- Cherng Jaw-Ming, et al. Immunomodulatory activities of edible beans and related constituents from soybean. Food Chemistry 2007; 104(2): 613-8
- Chavali SR, Zhong WW, Utsunomiya T, Forse RA.Decreased production of interleukin-1-beta, prostaglandin-E2 and thromboxane-B2, and elevated levels of interleukin-6 and -10 are associated with increased survival during endotoxic shock in mice consuming diets enriched with sesame seed oil supplemented with Quil-A saponin. Int Arch Allergy Immunol. 1997 Oct;114(2):153-60.
- Soares MP. “Nuts and Bolts” of Disease Tolerance. Immunity 2014; 41(2): 176-8
- Ozgun-Acar O, Celik-Turgut G, Gazioglu I, Kolak U, Ozbal S, Ergur BU, Arslan S, Sen A, Topcu G. Capparis ovata treatment suppresses inflammatory cytokine expression and ameliorates experimental allergic encephalomyelitis model of multiple sclerosis in C57BL/6 mice. Neuroimmunol. 2016 Sep 15;298:106-16
- Wang H, et al. Antioxidant and Antiinflammatory Activities of Anthocyanins and Their Aglycon, Cyanidin, from Tart Cherries. J. Nat. Prod, 1999; 62 (2):294–6
- Ulrey RK, Barksdale SM, Zhou W, van Hoek ML.Cranberry proanthocyanidins have anti-biofilm properties against Pseudomonas aeruginosa. BMC Complement Altern Med. 2014 Dec 16;14:499
- Rauta PR, Nayak B, Das S. Immune system and immune responses in fish and their role in comparative immunity study: a model for higher organisms. Immunol Lett. 2012 Nov-Dec;148(1):23-33

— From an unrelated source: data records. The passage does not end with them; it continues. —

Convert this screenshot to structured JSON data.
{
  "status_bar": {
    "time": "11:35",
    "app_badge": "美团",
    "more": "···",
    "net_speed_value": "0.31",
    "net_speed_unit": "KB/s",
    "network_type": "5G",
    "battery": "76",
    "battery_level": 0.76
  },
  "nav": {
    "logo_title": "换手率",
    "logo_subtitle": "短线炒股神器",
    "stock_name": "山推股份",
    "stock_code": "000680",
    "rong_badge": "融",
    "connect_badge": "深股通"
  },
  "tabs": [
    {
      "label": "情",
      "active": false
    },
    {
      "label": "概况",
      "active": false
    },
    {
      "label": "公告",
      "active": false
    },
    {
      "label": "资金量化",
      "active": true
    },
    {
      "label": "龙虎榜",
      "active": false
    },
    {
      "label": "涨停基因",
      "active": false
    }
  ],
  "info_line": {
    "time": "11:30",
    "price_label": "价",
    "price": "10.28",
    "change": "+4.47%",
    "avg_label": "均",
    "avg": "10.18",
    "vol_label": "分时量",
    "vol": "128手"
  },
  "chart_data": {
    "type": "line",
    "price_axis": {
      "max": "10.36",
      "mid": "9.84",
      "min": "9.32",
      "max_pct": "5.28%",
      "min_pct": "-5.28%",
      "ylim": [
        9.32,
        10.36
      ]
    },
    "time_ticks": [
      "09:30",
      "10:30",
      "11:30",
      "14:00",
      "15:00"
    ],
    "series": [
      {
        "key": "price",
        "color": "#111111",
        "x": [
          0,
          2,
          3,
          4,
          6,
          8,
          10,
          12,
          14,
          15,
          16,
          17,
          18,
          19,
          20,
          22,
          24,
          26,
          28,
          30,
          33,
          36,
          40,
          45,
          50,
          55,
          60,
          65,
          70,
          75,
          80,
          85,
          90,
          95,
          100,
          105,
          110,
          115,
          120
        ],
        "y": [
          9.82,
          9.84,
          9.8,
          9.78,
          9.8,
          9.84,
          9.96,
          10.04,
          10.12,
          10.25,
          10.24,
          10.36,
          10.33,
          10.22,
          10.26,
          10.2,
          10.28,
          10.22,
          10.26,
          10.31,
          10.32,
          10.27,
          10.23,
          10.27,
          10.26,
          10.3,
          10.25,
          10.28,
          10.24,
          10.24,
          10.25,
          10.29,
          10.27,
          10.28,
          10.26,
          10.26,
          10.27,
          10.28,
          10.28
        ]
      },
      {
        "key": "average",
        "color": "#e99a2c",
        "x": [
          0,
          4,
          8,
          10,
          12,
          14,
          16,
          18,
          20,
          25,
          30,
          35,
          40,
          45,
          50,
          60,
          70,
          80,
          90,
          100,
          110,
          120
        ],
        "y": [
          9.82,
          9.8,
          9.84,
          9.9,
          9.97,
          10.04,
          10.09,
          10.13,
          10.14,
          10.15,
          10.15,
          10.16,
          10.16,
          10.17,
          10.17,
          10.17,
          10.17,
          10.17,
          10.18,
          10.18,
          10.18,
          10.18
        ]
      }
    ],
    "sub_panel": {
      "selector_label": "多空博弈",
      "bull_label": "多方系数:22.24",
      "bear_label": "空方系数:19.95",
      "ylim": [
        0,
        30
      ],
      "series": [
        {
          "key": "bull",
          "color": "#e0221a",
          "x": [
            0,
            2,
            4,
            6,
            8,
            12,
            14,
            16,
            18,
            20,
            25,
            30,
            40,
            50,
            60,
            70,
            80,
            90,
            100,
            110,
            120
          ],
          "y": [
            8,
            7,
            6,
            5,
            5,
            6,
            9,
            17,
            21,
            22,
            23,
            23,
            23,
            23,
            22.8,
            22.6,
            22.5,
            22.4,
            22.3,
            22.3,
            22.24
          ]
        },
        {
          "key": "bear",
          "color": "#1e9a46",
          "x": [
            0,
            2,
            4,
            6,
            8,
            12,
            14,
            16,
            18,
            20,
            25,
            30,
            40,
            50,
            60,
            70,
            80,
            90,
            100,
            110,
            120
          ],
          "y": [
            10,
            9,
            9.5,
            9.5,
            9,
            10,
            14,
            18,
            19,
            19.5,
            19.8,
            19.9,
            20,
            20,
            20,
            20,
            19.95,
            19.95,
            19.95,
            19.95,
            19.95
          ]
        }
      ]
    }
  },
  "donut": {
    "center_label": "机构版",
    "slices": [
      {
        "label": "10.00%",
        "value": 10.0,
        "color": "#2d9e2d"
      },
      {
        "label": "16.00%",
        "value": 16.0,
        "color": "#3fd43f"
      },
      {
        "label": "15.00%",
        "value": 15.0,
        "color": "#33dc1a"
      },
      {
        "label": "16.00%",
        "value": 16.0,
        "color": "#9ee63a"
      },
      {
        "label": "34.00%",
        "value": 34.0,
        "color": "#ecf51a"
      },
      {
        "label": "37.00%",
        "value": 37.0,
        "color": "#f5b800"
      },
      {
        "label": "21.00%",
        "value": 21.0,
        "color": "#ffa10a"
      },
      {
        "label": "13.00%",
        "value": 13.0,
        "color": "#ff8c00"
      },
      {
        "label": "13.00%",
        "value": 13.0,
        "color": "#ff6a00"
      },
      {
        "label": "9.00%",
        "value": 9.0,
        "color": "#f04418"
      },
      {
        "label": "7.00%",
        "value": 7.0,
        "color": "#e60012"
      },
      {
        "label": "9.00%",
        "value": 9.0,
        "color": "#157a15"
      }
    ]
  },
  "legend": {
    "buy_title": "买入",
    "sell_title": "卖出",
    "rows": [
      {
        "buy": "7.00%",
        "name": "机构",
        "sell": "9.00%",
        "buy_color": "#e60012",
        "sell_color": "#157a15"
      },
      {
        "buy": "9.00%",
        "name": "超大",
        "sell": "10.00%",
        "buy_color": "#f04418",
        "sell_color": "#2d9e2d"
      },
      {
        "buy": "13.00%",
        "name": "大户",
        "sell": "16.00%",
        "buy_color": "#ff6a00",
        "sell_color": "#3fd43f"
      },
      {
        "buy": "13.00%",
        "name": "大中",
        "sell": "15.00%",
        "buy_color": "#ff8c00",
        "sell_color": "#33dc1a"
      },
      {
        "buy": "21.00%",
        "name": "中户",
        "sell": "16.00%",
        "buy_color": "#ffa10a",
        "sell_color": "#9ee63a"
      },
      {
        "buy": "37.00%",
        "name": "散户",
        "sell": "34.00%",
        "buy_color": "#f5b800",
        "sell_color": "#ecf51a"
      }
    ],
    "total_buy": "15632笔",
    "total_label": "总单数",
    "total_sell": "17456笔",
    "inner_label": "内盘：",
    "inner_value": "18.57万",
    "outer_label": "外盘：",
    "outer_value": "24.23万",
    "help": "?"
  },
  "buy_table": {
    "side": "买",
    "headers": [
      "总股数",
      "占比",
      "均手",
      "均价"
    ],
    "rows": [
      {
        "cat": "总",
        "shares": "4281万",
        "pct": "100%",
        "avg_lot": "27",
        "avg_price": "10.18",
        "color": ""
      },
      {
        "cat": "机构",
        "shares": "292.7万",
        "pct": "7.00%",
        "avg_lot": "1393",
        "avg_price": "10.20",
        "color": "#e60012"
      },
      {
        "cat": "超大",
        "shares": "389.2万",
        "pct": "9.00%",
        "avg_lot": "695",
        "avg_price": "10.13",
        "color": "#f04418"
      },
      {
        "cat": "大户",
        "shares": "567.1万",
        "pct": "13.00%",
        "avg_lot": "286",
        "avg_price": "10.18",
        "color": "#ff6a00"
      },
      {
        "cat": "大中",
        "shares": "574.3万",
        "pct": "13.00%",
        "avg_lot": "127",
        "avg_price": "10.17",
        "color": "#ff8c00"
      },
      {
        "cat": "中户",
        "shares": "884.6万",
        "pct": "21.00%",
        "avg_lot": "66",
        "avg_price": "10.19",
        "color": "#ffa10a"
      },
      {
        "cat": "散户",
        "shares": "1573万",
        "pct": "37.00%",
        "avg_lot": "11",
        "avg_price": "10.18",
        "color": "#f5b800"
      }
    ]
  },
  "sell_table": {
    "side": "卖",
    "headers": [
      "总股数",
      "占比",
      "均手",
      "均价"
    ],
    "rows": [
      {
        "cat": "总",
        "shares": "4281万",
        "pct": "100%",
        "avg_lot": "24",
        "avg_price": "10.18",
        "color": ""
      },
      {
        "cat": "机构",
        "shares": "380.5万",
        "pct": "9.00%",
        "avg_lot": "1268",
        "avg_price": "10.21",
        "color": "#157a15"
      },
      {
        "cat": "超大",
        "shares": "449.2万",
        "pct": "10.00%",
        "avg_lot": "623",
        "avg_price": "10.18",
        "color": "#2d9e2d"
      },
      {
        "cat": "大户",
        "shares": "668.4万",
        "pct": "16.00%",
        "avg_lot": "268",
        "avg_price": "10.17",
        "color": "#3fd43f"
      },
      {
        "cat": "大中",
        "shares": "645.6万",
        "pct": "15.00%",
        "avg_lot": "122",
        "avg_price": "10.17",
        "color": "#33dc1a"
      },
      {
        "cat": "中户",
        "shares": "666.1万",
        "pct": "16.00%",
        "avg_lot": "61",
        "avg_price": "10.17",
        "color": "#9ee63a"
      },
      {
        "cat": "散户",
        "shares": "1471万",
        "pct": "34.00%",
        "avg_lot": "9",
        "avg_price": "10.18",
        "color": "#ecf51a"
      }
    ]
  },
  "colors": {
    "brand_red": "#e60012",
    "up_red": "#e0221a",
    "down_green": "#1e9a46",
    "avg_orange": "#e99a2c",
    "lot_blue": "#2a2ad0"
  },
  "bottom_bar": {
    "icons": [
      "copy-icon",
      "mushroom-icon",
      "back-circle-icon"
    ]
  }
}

- Skopiñska-Rózewska Ewa, et al. The influence of chocolate feeding of pregnant mice on immunological response of their progeny. Pol J Food Nutr Sci. 2004;. 13/54 (2): 67–70